Americans are often ridiculed for lacking knowledge of world news. In August 1997, for example, a Pew Research Center survey found that 79 percent of Americans were aware that the boxer Mike Tyson had bitten the ear of an opponent, while only 40 percent knew that Britain had returned Hong Kong to China that same summer.
Despite that information deficit, champions of American public opinion have steadfastly defended its ability to fill in the holes and make rational choices. When hard decisions are required, sociologists and political scientists have long argued, a sleepy public gathers valuable tidbits from the media and comes up to speed. Scott Keeter, a Pew civic engagement expert, pointed out that in early 2003, “nearly two-thirds of the public could name North Korea as the nation admitting to a secret nuclear weapons program.”
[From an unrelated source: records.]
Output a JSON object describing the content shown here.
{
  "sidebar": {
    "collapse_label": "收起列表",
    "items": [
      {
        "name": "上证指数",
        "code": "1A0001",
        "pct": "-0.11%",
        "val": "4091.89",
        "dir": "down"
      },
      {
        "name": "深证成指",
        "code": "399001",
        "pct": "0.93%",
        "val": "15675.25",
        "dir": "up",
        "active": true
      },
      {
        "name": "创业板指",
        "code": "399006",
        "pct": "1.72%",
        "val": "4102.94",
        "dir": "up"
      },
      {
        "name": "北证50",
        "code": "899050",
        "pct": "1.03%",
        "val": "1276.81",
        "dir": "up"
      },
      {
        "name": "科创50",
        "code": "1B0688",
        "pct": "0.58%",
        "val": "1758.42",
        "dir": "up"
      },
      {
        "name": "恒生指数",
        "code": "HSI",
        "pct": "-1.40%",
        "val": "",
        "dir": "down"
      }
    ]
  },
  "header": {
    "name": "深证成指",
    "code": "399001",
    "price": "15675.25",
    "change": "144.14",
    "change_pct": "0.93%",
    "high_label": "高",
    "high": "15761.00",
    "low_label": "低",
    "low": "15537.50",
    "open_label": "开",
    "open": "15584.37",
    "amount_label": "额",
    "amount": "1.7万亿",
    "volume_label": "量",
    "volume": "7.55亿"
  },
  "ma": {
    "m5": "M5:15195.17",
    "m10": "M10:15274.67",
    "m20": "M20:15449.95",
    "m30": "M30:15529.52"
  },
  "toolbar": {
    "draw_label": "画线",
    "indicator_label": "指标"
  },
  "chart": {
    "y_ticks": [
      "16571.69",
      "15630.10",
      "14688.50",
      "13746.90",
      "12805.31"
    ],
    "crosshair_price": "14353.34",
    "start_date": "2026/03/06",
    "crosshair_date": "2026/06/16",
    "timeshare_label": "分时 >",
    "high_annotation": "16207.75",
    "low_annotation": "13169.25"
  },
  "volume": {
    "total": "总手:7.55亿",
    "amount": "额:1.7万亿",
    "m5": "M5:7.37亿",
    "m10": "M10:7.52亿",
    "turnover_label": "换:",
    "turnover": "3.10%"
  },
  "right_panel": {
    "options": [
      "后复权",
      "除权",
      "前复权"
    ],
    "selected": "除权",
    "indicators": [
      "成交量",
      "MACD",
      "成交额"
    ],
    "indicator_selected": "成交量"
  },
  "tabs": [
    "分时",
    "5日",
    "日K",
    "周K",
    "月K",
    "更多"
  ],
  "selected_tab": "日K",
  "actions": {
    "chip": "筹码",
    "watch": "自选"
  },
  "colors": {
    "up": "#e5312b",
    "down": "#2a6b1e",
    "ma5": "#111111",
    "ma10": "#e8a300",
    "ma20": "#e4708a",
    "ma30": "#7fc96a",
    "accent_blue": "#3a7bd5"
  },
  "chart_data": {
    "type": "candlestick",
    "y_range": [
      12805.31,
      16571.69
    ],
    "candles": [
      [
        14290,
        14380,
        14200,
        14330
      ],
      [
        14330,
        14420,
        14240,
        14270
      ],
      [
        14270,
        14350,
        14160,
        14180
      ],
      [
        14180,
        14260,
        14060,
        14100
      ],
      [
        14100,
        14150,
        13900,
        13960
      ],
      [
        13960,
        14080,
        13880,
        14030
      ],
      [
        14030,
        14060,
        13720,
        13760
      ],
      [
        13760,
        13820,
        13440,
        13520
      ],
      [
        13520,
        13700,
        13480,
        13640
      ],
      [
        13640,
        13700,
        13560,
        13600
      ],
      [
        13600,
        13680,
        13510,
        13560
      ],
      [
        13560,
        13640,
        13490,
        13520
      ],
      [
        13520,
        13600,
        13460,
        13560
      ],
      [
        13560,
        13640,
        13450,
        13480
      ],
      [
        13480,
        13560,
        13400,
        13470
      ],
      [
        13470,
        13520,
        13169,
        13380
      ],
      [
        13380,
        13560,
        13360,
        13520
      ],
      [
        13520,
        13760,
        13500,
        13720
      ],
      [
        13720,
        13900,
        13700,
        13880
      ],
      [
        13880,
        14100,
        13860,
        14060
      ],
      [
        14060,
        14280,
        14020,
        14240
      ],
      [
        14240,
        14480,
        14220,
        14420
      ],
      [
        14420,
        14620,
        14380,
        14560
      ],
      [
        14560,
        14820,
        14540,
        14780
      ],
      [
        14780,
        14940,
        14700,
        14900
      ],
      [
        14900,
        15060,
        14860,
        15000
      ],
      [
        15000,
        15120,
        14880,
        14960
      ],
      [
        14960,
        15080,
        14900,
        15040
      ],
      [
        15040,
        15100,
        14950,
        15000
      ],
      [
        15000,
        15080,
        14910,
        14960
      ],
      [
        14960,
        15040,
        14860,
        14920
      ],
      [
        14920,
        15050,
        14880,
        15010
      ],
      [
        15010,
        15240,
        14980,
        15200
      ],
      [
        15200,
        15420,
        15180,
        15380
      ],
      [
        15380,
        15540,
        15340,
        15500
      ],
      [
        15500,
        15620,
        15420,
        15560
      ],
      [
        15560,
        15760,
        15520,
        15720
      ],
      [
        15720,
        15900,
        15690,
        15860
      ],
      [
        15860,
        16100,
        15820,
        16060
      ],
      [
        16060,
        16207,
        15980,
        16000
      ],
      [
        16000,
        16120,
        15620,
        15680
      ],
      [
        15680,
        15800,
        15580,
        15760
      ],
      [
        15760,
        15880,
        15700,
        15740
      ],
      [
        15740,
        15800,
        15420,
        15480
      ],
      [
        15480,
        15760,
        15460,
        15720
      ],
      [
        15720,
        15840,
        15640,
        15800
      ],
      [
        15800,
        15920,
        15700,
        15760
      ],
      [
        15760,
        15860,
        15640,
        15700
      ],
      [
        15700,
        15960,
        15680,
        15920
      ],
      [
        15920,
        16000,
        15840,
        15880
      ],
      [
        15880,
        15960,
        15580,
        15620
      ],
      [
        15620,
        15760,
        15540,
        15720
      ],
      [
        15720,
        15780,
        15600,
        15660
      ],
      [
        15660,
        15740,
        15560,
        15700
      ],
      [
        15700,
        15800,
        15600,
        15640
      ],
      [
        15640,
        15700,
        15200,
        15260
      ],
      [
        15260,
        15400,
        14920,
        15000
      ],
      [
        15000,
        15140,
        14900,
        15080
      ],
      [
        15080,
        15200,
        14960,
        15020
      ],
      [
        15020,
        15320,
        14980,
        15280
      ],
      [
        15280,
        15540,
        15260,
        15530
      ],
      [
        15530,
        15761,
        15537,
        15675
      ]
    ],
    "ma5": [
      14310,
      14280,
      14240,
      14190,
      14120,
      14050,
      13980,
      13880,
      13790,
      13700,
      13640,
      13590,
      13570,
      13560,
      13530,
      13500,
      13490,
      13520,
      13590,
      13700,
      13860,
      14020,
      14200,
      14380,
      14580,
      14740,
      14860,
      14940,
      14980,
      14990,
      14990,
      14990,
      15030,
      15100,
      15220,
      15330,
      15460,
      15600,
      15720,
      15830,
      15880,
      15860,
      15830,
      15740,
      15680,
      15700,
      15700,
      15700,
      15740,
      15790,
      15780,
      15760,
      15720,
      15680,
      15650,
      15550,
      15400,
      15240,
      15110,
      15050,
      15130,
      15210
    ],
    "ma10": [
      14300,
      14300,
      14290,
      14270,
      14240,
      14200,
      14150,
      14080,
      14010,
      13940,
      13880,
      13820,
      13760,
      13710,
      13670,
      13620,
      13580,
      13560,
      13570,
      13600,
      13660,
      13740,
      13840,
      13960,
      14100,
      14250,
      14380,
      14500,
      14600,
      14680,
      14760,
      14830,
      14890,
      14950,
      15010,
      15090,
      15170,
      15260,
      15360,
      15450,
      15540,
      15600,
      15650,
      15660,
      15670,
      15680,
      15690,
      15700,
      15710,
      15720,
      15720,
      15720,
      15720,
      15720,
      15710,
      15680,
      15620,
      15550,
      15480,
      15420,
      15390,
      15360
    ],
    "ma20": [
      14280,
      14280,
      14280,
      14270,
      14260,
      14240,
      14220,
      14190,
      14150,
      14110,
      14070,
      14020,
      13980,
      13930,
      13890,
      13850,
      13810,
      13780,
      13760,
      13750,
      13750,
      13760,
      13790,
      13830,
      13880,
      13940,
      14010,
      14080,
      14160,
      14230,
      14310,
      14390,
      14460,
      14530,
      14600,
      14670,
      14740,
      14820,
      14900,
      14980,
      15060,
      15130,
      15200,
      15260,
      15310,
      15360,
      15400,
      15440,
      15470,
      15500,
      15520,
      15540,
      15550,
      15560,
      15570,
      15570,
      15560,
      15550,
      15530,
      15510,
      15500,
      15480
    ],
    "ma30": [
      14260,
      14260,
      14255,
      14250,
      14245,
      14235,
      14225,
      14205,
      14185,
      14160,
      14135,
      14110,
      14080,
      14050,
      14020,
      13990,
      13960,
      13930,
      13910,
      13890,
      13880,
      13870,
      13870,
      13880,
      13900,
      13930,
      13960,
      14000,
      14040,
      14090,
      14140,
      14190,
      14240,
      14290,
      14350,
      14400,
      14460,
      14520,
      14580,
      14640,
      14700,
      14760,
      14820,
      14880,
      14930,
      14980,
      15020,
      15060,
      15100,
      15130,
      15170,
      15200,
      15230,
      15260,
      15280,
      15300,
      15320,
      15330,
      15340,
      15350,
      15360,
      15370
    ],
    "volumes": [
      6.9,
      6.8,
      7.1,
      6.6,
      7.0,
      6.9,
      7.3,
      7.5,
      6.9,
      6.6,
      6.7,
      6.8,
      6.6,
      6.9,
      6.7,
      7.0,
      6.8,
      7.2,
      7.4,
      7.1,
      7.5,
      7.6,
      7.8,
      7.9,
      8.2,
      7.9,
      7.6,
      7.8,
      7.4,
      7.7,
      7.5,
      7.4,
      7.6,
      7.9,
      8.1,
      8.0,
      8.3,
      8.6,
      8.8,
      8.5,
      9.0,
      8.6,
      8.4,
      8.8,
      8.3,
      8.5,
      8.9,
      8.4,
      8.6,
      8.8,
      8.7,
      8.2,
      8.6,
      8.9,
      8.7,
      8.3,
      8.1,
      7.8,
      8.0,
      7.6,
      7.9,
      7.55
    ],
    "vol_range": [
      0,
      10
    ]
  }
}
Theory also holds that the public makes apt use of its values, which serve as a prism for interpreting the larger world. Sam Popkin, a professor of political science at the University of California, calls it “gut rationality” – a sort of homing device that allows the public to quickly combine its bedrock beliefs with a smattering of new information and make, on the whole, reasoned decisions. People learn from past experiences, daily life and the news media, and they flesh out their world view based on their default values, he concludes.
This process may be threatened, not enhanced, however, by the explosion of shortcuts available.
Sources for information are more bountiful – and arguably more partisan – than ever before: 24-hour cable news in a variety of flavors (CNN, Fox News Channel, CNBC); the Internet (Drudge, Slate, Salon and a universe of blogs); radio (Limbaugh, Franken); and, of course, newspapers (USA Today, The Wall Street Journal, this newspaper).
And this freewheeling bazaar of news choices has generated an audience that is increasingly self-segregating. Consider that a plurality of Fox News Channel’s audience is now Republican, while a plurality of CNN’s audience now consists of Democrats, according to Pew’s latest biennial survey of news habits. That poll also showed that perceptions of “media credibility” – that is, whether people think a particular news outlet can be trusted – are now more driven by ideology and partisanship than at any point in nearly 20 years of surveys.
Professor Popkin worries in particular about the area of foreign affairs.
“Attitudes will become more based on partisanship and less on the specifics of the issues,” he said, adding that “opinions about Iraq show a far larger partisan divide than for any war in the modern era.”
Social observers have fretted about information segregation for years. Cass R. Sunstein, a professor of law at the University of Chicago, argued in his 2001 book “Republic.com” that the Internet’s ability to provide personalized news – to permit users to filter out those things they don’t care about – posed a threat to democracy itself.
Democracy, he argued, depends in part on people’s being exposed to information they would not necessarily have chosen for themselves. So, too, might the concept of gut rationality be endangered in a filtered world, where people see only what they want to see, hear only what they want to hear, read only what they want to read.
Still, perhaps all is not lost.
In his new book, “The Wisdom of Crowds,” James Surowiecki argues eloquently that “under the right circumstances, groups are remarkably intelligent, often smarter than the smartest people in them.” That’s because a diversity of experience, opinion and knowledge can render the whole greater than the sum of its parts. Whether a more partisan news environment undermines or enhances the cognitive diversity of American culture – or diminishes the “gut rationality” of the public – remains to be seen.
“The public’s judgment has been pretty good over the past 75 years, when we pretended that we didn’t have a partisan media,” said Maxine Isaacs, a lecturer at Harvard’s Kennedy School of Government. “Everyone knew that we did. It’s now just more overt.”